Imagine, adding "energy" to the long-standing formula of key expenses—principal, interest, taxes, and insurance—to calculate how much money someone could potentially borrow from a bank to buy a home.

Imagine, a home's ability to capture savings in heating and cooling and electricity costs factoring into that house's relative value—including location, square footage, and other comps—in an appraisal for resale.

These two principles are what's driving Congress to consider changing laws around housing finance that could cause people, home builders, remodelers, and the real estate industry to change the way they think about "green" and "sustainable" home building.

Tomorrow, the conversation around the economics of affordable, green residential real estate construction changes:

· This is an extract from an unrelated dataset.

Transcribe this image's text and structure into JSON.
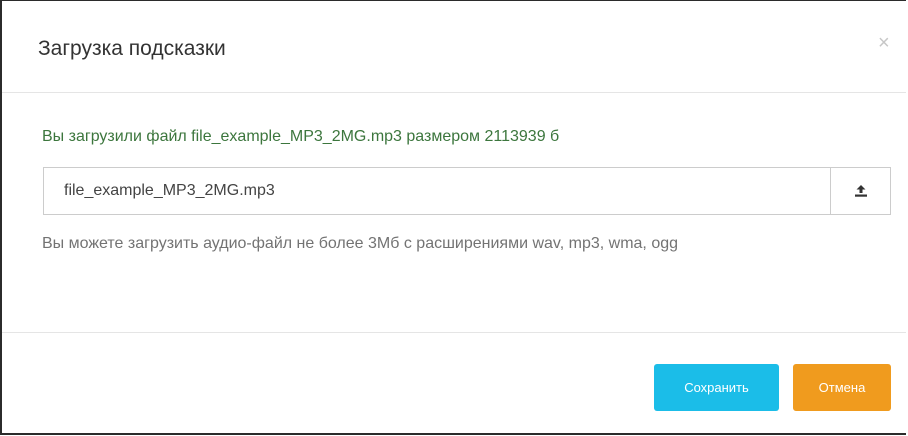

Wednesday, October 19, at 2:00 PM ET,U.S. Senators Michael Bennet (D-CO) and Johnny Isakson (R-GA) will announce the introduction of a bill that would enable better mortgage underwriting, encourage investments in residential energy improvements, and reduce home energy bills. The Senators will be joined by Ross Eisenberg, Counsel on Environment and Energy at the U.S. Chamber of Commerce; Philip Henderson, Senior Financial Policy Specialist at the Natural Resources Defense Council; and a representative from the Appraisal Institute.

Under the Sensible Accounting to Value Energy (SAVE) Act, federal mortgage loan agencies would consider a homeowner’s expected energy costs when determining the homeowner’s ability to make monthly mortgage payments. The average homeowner spends more than $2,000 each year on energy costs – more than on either real estate taxes or home insurance, both of which are regularly accounted for in mortgage underwriting. The SAVE Act would address this blind spot, giving a more complete picture of the costs of homeownership and borrowers’ capacity to service debt. It would also enable homeowners to finance cost-effective home energy upgrades as part of their traditional mortgage, lowering their utility bills and creating consumer demand for energy-efficient homes and home improvements. The SAVE Act is predicted to create 83,000 new jobs in construction, renovation and manufacturing.

The bill has support from a broad and diverse coalition of real estate, business, building trade and conservation groups that will also attend the announcement. Groups in support of the SAVE Act range from the National Association of Manufacturers and the U.S. Chamber of Commerce to the Natural Resources Defense Council and the Alliance to Save Energy.

The Leading Builders of America, which has backed this initiative for more than 18 months, has started up a site called, aimed at "defending policies that encourage responsible homeownership."